Tim Palmer is an internationally renowned meteorologist with a particular interest in the predictability and dynamics of weather and climate. Tim pioneered the development of probabilistic prediction techniques based on ensembles of forecasts. These techniques were implemented first at the Met Office and the European Centre for Medium-Range Weather Forecasts and are now universal worldwide, allowing disaster relief agencies to act pre-emptively ahead of a possible extreme weather event.
Tim's work is theoretical as well as practical. His recent research exploits ideas in imprecise computing to develop computer simulations of weather and climate at very high resolution. His opinion is highly regarded at an international level through serving on multiple government advisory committees and he has been formally acknowledged as contributing to the Intergovernmental Panel on Climate Change's award of Nobel Peace Prize.
Tim was appointed as CBE for services to science and has won the top awards of organisations such as the American Meteorological Society, the Institute of Physics and the Royal Astronomical Society. He is an international member of a number of academies around the world, including the US National Academy of Sciences. Remarkably, he also retains an active interest in his original doctorate topic, fundamental physics.
Royal Society Research Professor, Jesus College, University of Oxford
Professorial Fellow, Jesus College, University of Oxford
Director , Oxford Martin School, University of Oxford
Inaugural Fellow, European Centre for Medium-Range Weather Forecasts
Dynamics and predictability of weather and climate, Ensemble forecasting, Inexact computing, Probabilistic prediction of weather and climate, Foundations of quantum theory

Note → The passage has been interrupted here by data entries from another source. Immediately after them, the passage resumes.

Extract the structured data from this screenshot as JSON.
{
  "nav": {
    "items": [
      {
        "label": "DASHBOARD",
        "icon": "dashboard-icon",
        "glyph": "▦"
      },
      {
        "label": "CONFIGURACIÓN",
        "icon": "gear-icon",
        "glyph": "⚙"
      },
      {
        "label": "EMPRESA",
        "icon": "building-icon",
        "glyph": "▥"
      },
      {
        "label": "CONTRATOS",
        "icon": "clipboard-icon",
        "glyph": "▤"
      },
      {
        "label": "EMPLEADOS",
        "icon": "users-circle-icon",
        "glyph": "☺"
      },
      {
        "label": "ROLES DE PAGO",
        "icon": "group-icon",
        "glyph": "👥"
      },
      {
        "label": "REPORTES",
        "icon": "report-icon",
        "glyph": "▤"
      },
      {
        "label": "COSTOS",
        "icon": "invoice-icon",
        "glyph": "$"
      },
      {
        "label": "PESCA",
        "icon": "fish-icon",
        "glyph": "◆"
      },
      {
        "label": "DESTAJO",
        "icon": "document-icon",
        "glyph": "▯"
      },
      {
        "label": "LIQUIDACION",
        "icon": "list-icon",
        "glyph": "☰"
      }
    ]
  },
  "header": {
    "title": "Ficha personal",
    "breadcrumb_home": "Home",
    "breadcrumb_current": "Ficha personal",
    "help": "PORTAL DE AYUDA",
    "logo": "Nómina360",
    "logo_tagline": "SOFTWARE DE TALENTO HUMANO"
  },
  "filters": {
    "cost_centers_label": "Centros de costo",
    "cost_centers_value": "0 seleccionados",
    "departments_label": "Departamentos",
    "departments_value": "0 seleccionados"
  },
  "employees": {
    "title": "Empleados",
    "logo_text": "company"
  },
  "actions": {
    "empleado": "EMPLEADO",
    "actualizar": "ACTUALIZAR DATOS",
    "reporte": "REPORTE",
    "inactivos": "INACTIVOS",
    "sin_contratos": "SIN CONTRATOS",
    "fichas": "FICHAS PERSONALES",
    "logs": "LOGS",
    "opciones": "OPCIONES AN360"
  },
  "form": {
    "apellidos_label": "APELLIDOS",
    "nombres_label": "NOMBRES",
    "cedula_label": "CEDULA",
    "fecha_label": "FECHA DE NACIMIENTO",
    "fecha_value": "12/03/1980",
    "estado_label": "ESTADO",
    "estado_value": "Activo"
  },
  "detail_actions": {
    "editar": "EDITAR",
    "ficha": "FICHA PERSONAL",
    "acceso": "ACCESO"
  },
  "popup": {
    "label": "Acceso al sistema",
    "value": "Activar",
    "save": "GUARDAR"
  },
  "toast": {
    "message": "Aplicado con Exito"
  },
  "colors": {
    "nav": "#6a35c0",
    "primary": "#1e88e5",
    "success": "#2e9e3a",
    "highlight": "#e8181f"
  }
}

For their development and introduction of a global weather forecasting model that provided accurate forecasts of wind and temperature for the civil aviation industry by which aircraft routes were selected, making maximum use of prevailing winds, resulting